* Required work:
State how many lines of the data contain the word "size", and write nothing besides the number.

%%

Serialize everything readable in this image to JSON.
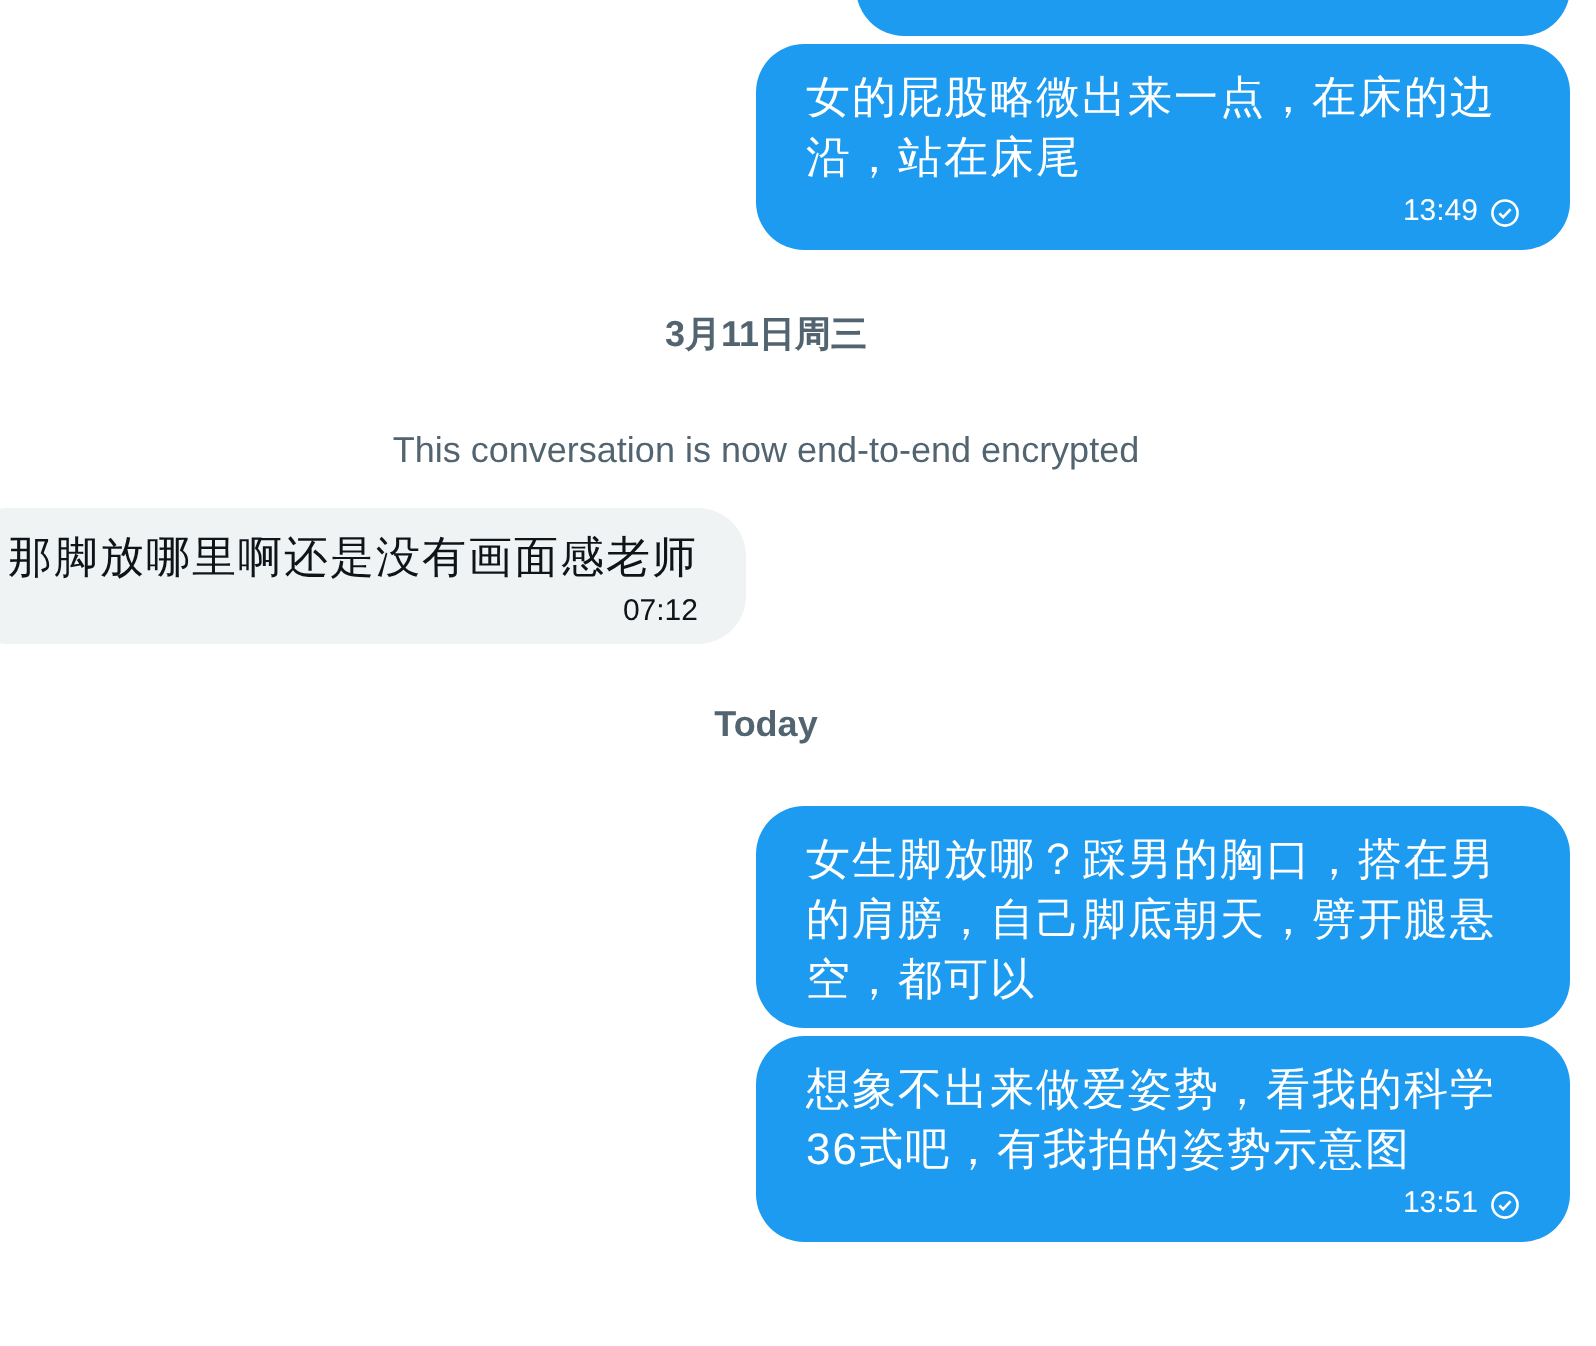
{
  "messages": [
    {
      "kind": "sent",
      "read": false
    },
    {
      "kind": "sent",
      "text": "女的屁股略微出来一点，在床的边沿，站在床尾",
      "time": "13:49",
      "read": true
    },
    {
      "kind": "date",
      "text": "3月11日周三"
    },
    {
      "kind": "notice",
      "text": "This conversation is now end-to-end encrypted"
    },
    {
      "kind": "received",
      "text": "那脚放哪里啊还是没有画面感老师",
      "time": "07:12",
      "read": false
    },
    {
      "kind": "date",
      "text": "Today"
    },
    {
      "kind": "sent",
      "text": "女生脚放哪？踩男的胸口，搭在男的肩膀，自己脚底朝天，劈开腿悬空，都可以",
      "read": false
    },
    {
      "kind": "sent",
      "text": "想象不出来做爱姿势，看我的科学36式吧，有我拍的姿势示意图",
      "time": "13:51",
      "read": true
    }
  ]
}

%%
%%

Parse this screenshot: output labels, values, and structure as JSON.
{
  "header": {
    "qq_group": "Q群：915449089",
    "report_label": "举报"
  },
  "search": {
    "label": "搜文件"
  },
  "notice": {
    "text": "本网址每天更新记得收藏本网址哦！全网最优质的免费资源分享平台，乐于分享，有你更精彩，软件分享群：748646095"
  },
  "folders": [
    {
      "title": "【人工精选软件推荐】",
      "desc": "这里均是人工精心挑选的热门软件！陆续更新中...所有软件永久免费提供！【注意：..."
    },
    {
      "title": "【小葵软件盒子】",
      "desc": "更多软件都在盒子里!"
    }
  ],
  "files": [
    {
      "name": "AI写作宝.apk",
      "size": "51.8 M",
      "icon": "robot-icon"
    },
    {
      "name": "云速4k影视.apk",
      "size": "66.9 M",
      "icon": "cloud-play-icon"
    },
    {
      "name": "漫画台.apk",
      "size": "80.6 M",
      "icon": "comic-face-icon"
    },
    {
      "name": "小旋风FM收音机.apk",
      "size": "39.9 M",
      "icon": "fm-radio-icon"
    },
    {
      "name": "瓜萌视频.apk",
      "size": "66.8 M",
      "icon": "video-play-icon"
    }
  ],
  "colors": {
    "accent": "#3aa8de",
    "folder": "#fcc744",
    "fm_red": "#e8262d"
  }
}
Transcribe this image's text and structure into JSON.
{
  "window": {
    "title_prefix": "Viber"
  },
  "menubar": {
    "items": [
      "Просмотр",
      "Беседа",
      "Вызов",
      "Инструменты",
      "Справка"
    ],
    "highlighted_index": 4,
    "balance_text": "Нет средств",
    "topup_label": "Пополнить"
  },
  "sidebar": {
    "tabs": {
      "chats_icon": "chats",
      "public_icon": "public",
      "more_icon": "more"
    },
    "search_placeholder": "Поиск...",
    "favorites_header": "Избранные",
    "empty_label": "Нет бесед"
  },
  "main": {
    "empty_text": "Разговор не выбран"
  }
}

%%
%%

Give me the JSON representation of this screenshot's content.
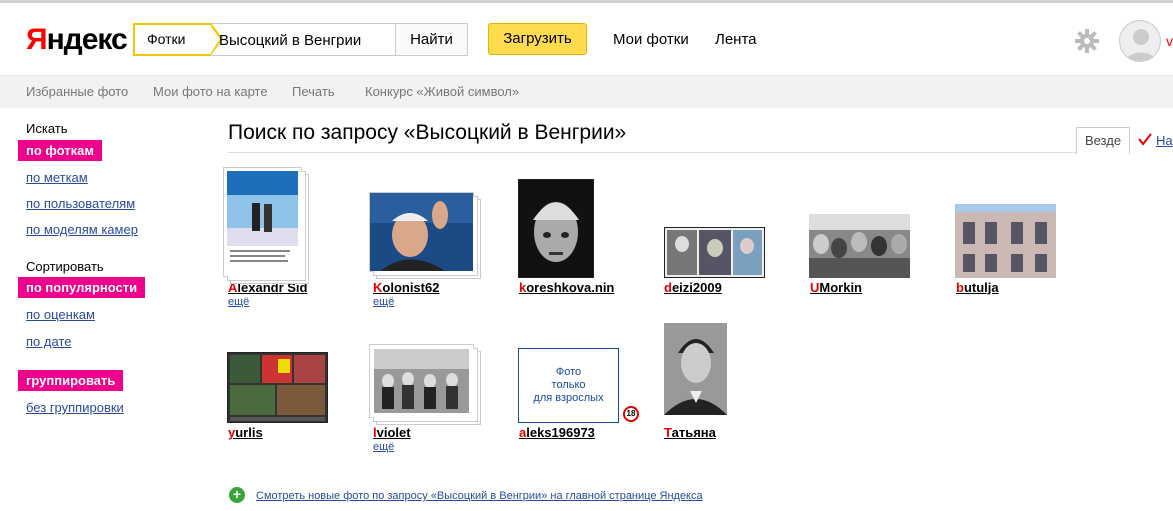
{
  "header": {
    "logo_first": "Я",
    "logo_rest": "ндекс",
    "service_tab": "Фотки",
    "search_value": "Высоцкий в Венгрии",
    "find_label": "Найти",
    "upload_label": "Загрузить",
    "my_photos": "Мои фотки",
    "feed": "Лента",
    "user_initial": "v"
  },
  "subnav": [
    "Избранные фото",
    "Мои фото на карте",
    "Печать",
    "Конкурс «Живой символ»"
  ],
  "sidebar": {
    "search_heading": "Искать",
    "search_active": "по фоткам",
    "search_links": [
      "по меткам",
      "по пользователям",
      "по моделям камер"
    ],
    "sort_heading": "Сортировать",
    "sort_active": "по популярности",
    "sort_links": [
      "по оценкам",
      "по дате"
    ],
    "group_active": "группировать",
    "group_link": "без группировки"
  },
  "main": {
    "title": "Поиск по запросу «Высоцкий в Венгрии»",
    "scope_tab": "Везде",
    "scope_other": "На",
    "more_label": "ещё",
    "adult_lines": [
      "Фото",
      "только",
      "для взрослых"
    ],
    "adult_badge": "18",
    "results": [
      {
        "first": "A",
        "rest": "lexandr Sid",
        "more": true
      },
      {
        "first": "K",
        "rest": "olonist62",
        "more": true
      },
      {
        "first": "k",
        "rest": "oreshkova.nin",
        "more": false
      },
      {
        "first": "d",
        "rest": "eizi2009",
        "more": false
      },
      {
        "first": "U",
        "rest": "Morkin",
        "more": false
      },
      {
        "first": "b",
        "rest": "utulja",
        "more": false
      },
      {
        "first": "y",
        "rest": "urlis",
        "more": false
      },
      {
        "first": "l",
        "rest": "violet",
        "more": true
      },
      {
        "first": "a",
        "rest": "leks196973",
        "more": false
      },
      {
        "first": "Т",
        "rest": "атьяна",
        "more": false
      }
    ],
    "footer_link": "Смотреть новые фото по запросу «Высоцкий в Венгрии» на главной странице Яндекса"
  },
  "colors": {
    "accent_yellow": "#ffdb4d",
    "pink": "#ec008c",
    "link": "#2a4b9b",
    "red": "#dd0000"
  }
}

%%

* Task output:
5